If you’re a PC FPS nut you’ll probably agree that there’s one thing that FPS games have been lacking: wall hacking…
That’s right, while most games are quick to throw in anti-cheat measures, this new MMOFPS embraces something that has been frowned upon since the dawn of multiplayer fps gaming. The game comes with a “new” feature known as the Hyper Reality Visor (HRV) which enables the player to see through walls to see where their enemies and allies are around them. This doesn’t come without drawbacks, however, and you definitely won’t be seeing a 100% uptime on this. It follows a standard energy usage policy meaning you can use it in short bursts to get some temporary spacial awareness or you can use it for extended periods of time to give yourself more time to calculate your next move. Either way you’ll need to wait for the energy to fully refill to use it again.
Here’s the catch: You can’t attack while using your HRV wallhack.
This gives the game a really nice tactical layer as taking it off is not exactly instantaneous and a skilled player would have easily killed you while you’re busy trying to take your visor off. Blacklight gives all players access to a tool that some have become almost reliant on over the years which is a nice touch. What makes this even nicer is that you can get “gear” that will allow you to place decoys of yourself to misinform your opponents which does give this tactical layer a bit more depth.

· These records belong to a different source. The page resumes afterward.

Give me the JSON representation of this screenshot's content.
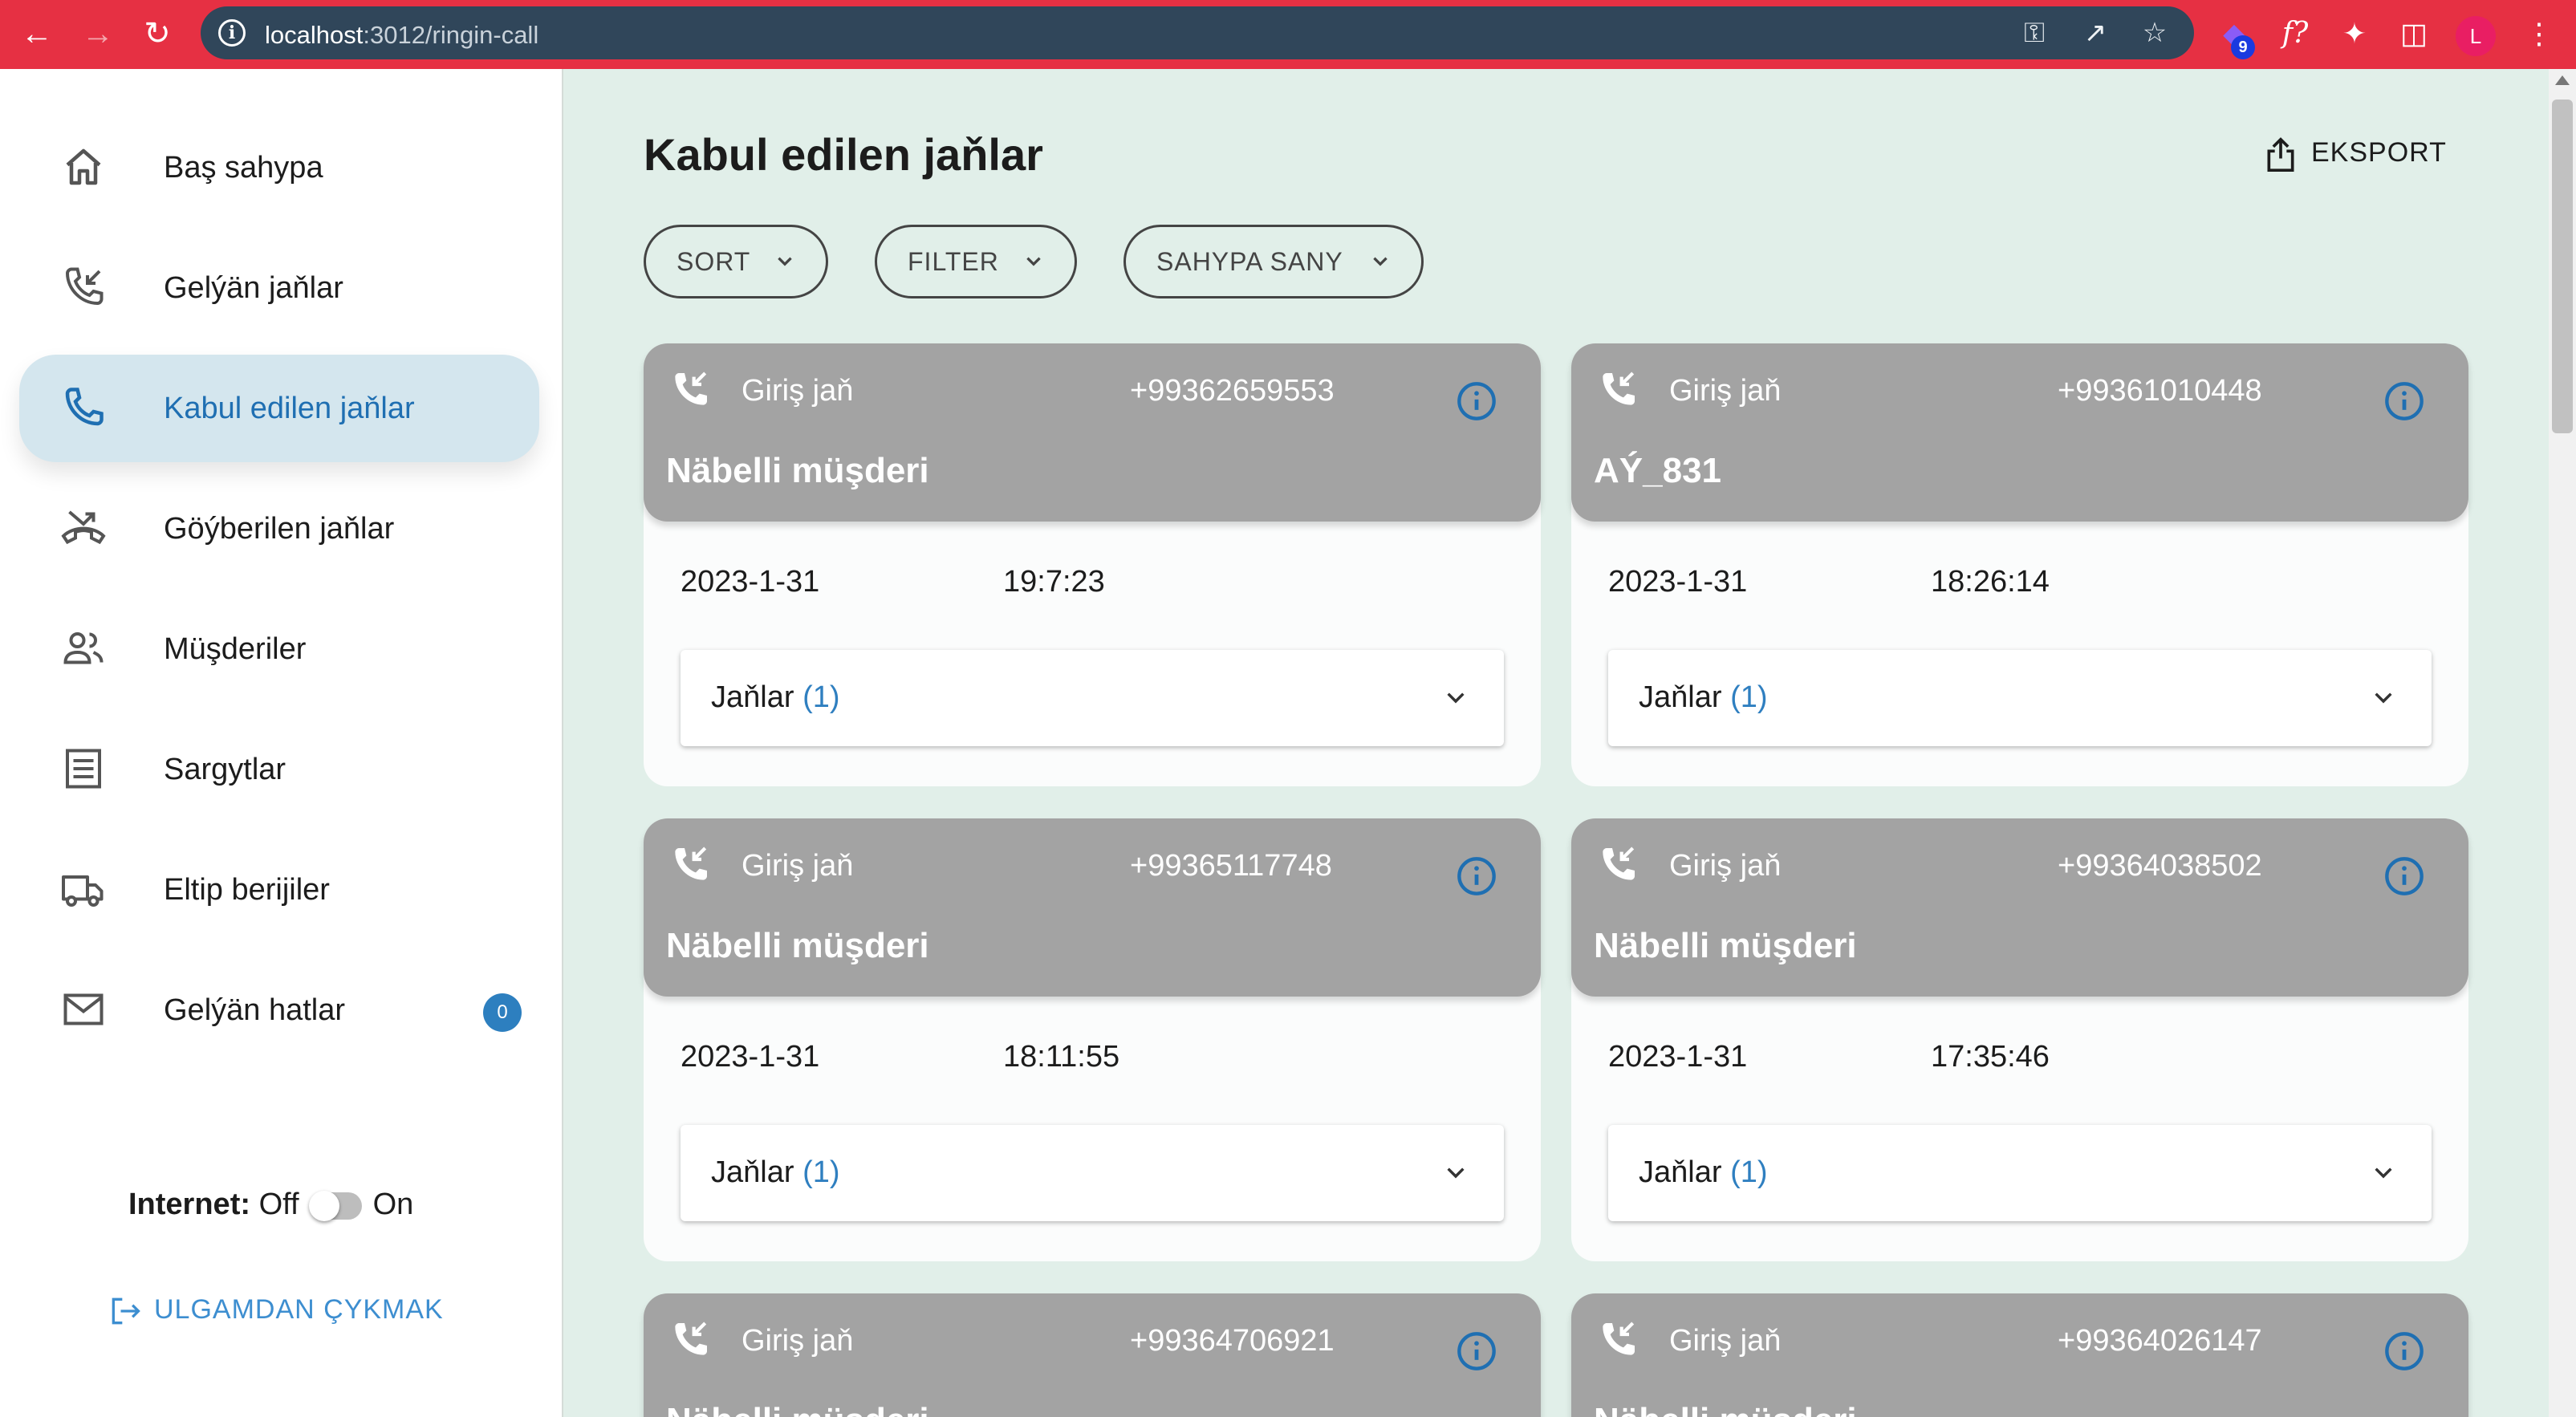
{
  "browser": {
    "url_host": "localhost",
    "url_path": ":3012/ringin-call",
    "extension_badge": "9",
    "profile_initial": "L",
    "ext_font_label": "f?"
  },
  "sidebar": {
    "items": [
      {
        "label": "Baş sahypa",
        "icon": "home-icon"
      },
      {
        "label": "Gelýän jaňlar",
        "icon": "incoming-call-icon"
      },
      {
        "label": "Kabul edilen jaňlar",
        "icon": "phone-icon",
        "active": true
      },
      {
        "label": "Göýberilen jaňlar",
        "icon": "missed-call-icon"
      },
      {
        "label": "Müşderiler",
        "icon": "people-icon"
      },
      {
        "label": "Sargytlar",
        "icon": "receipt-icon"
      },
      {
        "label": "Eltip berijiler",
        "icon": "truck-icon"
      },
      {
        "label": "Gelýän hatlar",
        "icon": "mail-icon",
        "badge": "0"
      }
    ],
    "internet_label": "Internet:",
    "internet_off": "Off",
    "internet_on": "On",
    "logout": "ULGAMDAN ÇYKMAK"
  },
  "main": {
    "title": "Kabul edilen jaňlar",
    "export": "EKSPORT",
    "chips": {
      "sort": "SORT",
      "filter": "FILTER",
      "page_size": "SAHYPA SANY"
    }
  },
  "cards": [
    {
      "type": "Giriş jaň",
      "number": "+99362659553",
      "name": "Näbelli müşderi",
      "date": "2023-1-31",
      "time": "19:7:23",
      "acc_label": "Jaňlar",
      "acc_count": "(1)"
    },
    {
      "type": "Giriş jaň",
      "number": "+99361010448",
      "name": "AÝ_831",
      "date": "2023-1-31",
      "time": "18:26:14",
      "acc_label": "Jaňlar",
      "acc_count": "(1)"
    },
    {
      "type": "Giriş jaň",
      "number": "+99365117748",
      "name": "Näbelli müşderi",
      "date": "2023-1-31",
      "time": "18:11:55",
      "acc_label": "Jaňlar",
      "acc_count": "(1)"
    },
    {
      "type": "Giriş jaň",
      "number": "+99364038502",
      "name": "Näbelli müşderi",
      "date": "2023-1-31",
      "time": "17:35:46",
      "acc_label": "Jaňlar",
      "acc_count": "(1)"
    },
    {
      "type": "Giriş jaň",
      "number": "+99364706921",
      "name": "Näbelli müşderi"
    },
    {
      "type": "Giriş jaň",
      "number": "+99364026147",
      "name": "Näbelli müşderi"
    }
  ],
  "colors": {
    "chrome": "#e63043",
    "accent": "#1f6fb2",
    "card_header": "#a3a3a3",
    "background": "#e1efe9"
  }
}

Blacklight features a nice amount customisation outside of each game that allows you to create your own personalised play style, but the system lacks the depth that it truly needs to make this a real selling point. While you can create a variety of “loadouts”, your armour and tactical gear does not change between them, only your primary and secondary weapons. This really harms the system as you do not have as much flexibility as the game would want you to believe. Instead you will probably stick with one build and possibly use the other loadout slots for minor changes to tweak your gameplay rather than give you a wide range of styles to pick from. That being said, the minor changes are where the system really starts to shine. Blacklight’s weapons are completely modular; you start by selecting a “Receiver” which dictates what the gun “does” (Assault Rifle, Semi-Automatic, Bolt-Action, etc.) and from there you get to change the muzzle, barrel, scope, magazine and stock with each part affecting things from recoil and bullet spread to reload times and run speeds while not punishing those who haven’t researched everything about guns beforehand.
Blacklight is free to play and features a micro-transaction system without being a “pay to win” title. Instead it features a system similar to other games like League of Legends whereby you can put time in game to earn an item or pay for it and get it quicker. People willing to shell out cash also gain access to premium skins for their guns and armour which bare no impact on gameplay. They also have the opportunity to access items normally unlocked by levelling up which doesn’t really cause any noticeable balance issues as you’ll typically be playing with people of varying levels anyway. The micro-transaction system also allows you to rent items at a drastically reduced cost allowing you to test out weapons and attachments before you can afford to permanently buy them with renting for a day generally costing what you would earn in between 1 and 2 games. This is a really nice touch as it enables you to test out different equipment without having to pay the full price for something and feeling like all the time you spent earning that was a waste if you don’t actually like the item.
Blacklight doesn’t bring any new gameplay modes to the table while still feeling fairly fresh due to HRV adding a new tactical layer to tried and tested modes such as Death Match, Team Death Match and the more objective based King of the Hill, Capture the Flag and Dominion. Blacklight does however add another feature to these modes: hacking. To take points in the Dominion game mode and to open some of the mechanical doors on various maps you must play a “number matching” mini-game. While this may be okay if you have an organised team a lot of the time it just makes whoever is unlucky enough to be the one hacking completely defenseless for a couple of seconds. If that wasn’t bad enough, picking the wrong number will stop you from being able to hack for a couple of seconds while also resetting any effort you’d put in. While most of us will be able to tell the difference between two different two digit numbers under normal circumstances it doesn’t always play out so simple while you have the enemy team bearing down upon you.
There’s also a fairly robust killstreak system that rewards players for playing well while not punishing those who aren’t doing so well. Throughout each match you will earn Combat Points (CP) that are reset at the start of every match. During a match you can visit depots around the map to cash in your hard earned CP for weapons and items that you may use to your advantage. Such rewards include ammo refills, health packs, flamethrowers, rocket launchers and even a “Hardsuit”. From the customise screen, along with all of your other gear, you may change what killstreaks you have access to in the same way that you change gear. While all that seems fun you can be killed while interfacing with the depot and any killstreak reward that you purchase can be looted by other players so caution is advised while trying to grab that costly Hardsuit.
All in all the game is fairly well polished and is currently in open beta with it being scheduled to release next month. While there are some features that I dislike the game is a much needed fresh breath in the free-to-play FPS market right now. The client can be downloaded from Perfect World’s website absolutely free so check it out at http://blacklight.perfectworld.com/
Title : Blacklight: Retribution
Format : PC
Developer : Zombie
Publisher : Perfect World Entertainment